We should consider voting strategically

Put your personal preference aside and support the stronger opposition candidate.

To the Editor,

This could be the year that strategic voting finally arrives in Canada.

Canadians who dislike Prime Minister Stephen Harper tend to do so intensely, but for differing reasons. For some, it’s skyrocketing debt and dismal job creation. For others, it’s the PM’s war on science and on the environment. For yet others, it’s his childish militarism.

Whatever. A quarter to a third of the electorate will still vote for Harper, some of them enthusiastically. But the vast majority of Canadians have had enough of him. We just haven’t made up our minds on who we would prefer. My hunch is that many of the remaining majority would be OK with either a Liberal or an NDP victory.

Those of us who want our country back on track, towards Canadian ideals of fairness, democracy, peacekeeping and environmental responsibility, have only one realistic course of action in October. Take a close look at who has the best chance of winning. Put your personal preference aside and support the stronger opposition candidate. If we all do that, the worst outcome will be an infinite improvement.

Patrick TrueloveDelta

 

To the Editor,

Last week we learned that the tax load for most Canadians is around 45 per cent of our annual income. So, voting for any political party that is planning to raise taxes may not be such a good idea. The opposition parties are contemplating extra taxes, including a federal carbon tax.

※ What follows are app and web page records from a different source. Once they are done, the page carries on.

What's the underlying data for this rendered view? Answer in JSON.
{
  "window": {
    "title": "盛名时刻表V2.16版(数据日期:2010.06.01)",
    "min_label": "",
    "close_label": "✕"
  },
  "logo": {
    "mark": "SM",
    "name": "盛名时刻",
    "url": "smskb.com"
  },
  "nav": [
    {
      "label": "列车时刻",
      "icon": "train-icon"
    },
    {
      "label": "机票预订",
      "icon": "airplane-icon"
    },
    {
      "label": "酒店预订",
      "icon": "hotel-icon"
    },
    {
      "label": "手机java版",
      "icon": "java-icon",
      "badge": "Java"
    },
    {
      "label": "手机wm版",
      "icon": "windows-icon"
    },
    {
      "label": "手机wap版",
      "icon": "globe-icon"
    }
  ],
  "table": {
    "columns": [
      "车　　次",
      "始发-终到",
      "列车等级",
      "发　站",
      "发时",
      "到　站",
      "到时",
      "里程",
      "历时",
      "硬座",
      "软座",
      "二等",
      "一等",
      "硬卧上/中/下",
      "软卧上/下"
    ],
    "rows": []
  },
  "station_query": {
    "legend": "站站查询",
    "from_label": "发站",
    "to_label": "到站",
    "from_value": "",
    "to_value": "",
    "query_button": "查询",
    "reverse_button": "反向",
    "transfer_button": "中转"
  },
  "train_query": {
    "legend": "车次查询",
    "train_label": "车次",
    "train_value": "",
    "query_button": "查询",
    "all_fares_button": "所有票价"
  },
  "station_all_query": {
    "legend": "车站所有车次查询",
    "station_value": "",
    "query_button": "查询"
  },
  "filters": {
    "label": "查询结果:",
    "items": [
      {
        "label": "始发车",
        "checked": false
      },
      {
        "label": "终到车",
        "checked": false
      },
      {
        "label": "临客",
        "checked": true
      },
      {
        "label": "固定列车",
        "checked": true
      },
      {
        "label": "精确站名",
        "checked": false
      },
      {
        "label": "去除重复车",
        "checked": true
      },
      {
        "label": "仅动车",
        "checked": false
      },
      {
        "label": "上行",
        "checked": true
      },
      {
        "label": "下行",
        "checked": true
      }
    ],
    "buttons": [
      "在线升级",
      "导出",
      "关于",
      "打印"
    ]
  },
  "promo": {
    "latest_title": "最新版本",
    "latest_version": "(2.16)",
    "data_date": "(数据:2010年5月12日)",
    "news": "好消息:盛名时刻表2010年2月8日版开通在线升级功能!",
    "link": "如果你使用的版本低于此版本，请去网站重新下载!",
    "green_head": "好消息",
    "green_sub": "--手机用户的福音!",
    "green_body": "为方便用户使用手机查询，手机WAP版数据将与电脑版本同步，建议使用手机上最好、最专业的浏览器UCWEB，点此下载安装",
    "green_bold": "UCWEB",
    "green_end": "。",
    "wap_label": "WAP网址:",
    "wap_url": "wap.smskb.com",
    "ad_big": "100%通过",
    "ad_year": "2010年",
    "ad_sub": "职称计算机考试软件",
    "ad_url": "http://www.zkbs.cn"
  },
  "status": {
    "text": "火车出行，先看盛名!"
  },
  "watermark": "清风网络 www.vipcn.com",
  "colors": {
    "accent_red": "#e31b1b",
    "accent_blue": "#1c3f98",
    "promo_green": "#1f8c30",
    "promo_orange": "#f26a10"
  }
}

Justin Trudeau has declared that all the Liberal Party candidates must be pro-choice. Surely this affects the Charter rights of many whose religious and other beliefs are in contrast with his. Shouldn’t this be a personal decision? What other dictatorial visions does he have?

Tom Mulcair and the NDP are the favourites of (and beholden to) all the strongest labour unions. That support comes with a price, especially for the already overburdened taxpayers.

All the opposition parties have set gender and race quotas for their candidates. Shouldn’t knowledge, expertise, enthusiasm, and training supersede this kind of emphasis? Voters need to vote for the best to lead this country, and not for someone because there is a shortage of their gender and race in Parliament.

Cathy KotzeNanaimo